Uncle Bob always said I could pick my own cucumbers, but I was nervous about it. I don’t know why. One day, in early August, I noticed that there were a lot of big yellow cucumbers in the garden. I shyly asked Uncle Bob if they were still good for picking. He said “That’s a cuke-a-melon! Help yourself.”
There were a lot of cuke-a-melons in the patch and since I didn’t really know what I was doing and I trusted Uncle Bob, it seemed likely that a big yellow cucumber was just part of the cucumber life cycle.

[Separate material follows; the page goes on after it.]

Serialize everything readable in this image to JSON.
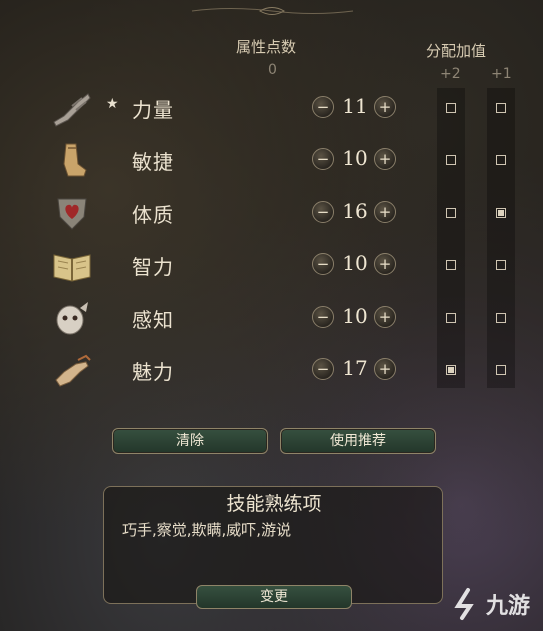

I picked one and brought it home.
When I sliced it, I noticed it was mostly great big seeds and it didn’t taste very good.
The next week when I went home, I didn’t see Uncle Bob until Sunday afternoon. He and Dave, one of his cronies from the Roberts 88’ers, were sitting on the porch in the cool of the evening. I sat down and joined them and Dave asked me how my garden was going. Uncle Bob asked me if I wanted any more cuke-a-melons. I said no, and then I ventured out onto that dangerous limb of truth.
“You know, it wasn’t very good. It was full of big seeds.”
Uncle Bob and Dave looked straight ahead like mannequins and didn’t say anything. It’s possible the corner of Dave’s mouth turned up just a tiny bit and that’s what clued me in that I had once again fallen right into the trap set by Uncle Bob.
I’m sure they had a good laugh when I left and at least once every summer Dave will ask me, straight-faced, how the cuke-a-melons are doing.
Here’s the truth about big yellow cucumbers: big, yellow cucumbers are beyond ripe and should be discarded. Although there are a few varieties of yellow cucumbers grown in India called Dosakai, Uncle Bob does not grow these.
The other day, someone left five or six cuke-a-melons on the Hampton Victory Garden picnic table. It was kind of them to share their bounty.
I guess they never had an Uncle Bob.
Did you grow any cuke-a-melons this summer?